The potential for fewer students, coupled with the risk of potential credit rating downgrades, is raising concern at the schools about their financial stability unless the Quebec government reverses course.
In October, the Coalition Avenir Québec government announced it intends to nearly double tuition fees from about $9,000 to $17,000 for undergraduate students and non-research graduate students from other provinces. Tuition for international students will rise even higher.
But the fees won't go into McGill or Concordia's coffers.
The government says the extra funds coming in — estimated to be about $110 million a year — will be redistributed across universities, especially French-language institutions, in an effort to bolster French.
Speaking at an event Thursday hosted by the Conseil des relations internationales de Montréal, a non-profit organization that promotes knowledge of international affairs, Deep Saini, McGill's principal, warned that the financial consequences for the university will be considerable, and the effect is already being felt.
So far, applications are down by 20 per cent, he said, a drop he described as "catastrophic."
Earlier this month, McGill announced a hiring freeze effective immediately due to the "severe, adverse financial impact" of Quebec's plan.
Deep Saini, McGill’s principal, described the 20 per cent in applications as “catastrophic.” (Dalhousie University)
"If the damage goes as high as our initial predictions were, then all bets are off," he said, adding that any downgrade in its credit rating would deliver a massive blow to the school while it's spending nearly $1 billion on major infrastructure projects.
"At this point we are looking at tens of millions of dollars in damage to McGill, and not just to McGill, [but] to the Quebec government [too] because some of these projects are funded by the Quebec government."
Saini said the province as a whole loses when it attracts less talent, investment and business.
"It's giving Quebec a black eye already," he said.
Concordia University, which is also seeing a drop in applications, is again calling on the Legault government to at least delay its plan until 2025.
"We're already seeing a 16 per cent decline in applications from the rest of Canada and equally or perhaps even more worrisome a 33 per cent decline in applications internationally," said Concordia president Graham Carr.
Estimating a 10 per cent reduction in its operating budget, Carr isn't ruling out reconsidering the infrastructure projects it had planned and how it delivers its courses.
Carr said the universities had warned the Quebec government that their credit might be downgraded if the government continued on its course.
Concordia president Graham Carr says the university is seeing a 16 per cent drop in applications from out-of-province students and a 33 per cent drop in international applications. (Concordia University)

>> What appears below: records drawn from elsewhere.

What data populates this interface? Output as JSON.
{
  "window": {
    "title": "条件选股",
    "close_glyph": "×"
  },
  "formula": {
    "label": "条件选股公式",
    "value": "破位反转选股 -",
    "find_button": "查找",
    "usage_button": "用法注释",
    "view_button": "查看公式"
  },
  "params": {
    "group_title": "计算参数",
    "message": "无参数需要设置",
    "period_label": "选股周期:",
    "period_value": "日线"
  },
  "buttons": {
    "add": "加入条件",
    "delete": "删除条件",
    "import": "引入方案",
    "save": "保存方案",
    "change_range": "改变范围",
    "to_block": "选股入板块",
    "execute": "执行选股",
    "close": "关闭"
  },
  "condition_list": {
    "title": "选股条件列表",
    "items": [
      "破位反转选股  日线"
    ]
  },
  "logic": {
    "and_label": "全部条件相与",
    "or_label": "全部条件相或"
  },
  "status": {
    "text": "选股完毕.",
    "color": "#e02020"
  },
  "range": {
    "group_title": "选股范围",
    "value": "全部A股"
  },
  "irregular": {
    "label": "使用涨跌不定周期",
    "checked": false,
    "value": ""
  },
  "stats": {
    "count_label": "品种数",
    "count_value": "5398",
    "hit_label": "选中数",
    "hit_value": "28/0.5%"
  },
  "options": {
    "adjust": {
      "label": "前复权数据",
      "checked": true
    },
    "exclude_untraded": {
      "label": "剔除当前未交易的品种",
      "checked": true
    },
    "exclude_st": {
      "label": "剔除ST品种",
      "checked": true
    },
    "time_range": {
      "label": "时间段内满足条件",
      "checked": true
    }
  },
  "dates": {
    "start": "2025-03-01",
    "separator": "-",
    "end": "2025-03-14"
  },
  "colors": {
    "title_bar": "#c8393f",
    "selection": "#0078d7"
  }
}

"We've had a very favourable credit rating from Moody's up to now. It will depend on what the government announces, but obviously if the price of borrowing goes higher and higher, that's less money that we can use to do what we should be doing, which is supporting teaching and learning and research in the university," he said.
Like McGill, Concordia has put in place a hiring freeze. Carr said he hopes it doesn't lead to layoffs, but everything is under review with the university facing losses in students and revenue.
Lower credit, higher interest rates
Michael Yake, associate managing director at Moody's Canada, told CBC that the universities' current credit ratings are high among education establishments, not just in Canada but across the globe as well.
However, Yake says, there are indications their fortunes may take a turn for the worse depending on what actions the Quebec government takes. And how the universities deal with those developments also plays a role.
"The review for downgrade highlights that the pressure is negative. We see that there could be consequences to both McGill and Concordia in terms of their credit strength based on the announcement of the province," said Yake.
What effect would a downgrade have on the universities?
In short, lower credit ratings may mean higher interest rates for McGill and Concordia, making it more expensive to take out loans at a time when both schools are spending big to expand.
"When you're issuing and borrowing hundreds of millions of dollars, every little additional interest rate or or percentage of an interest rate could have an impact on that," said Yake.
Quebec's Higher Education Ministry did not respond to a request to comment from CBC News about the universities' drop in applications.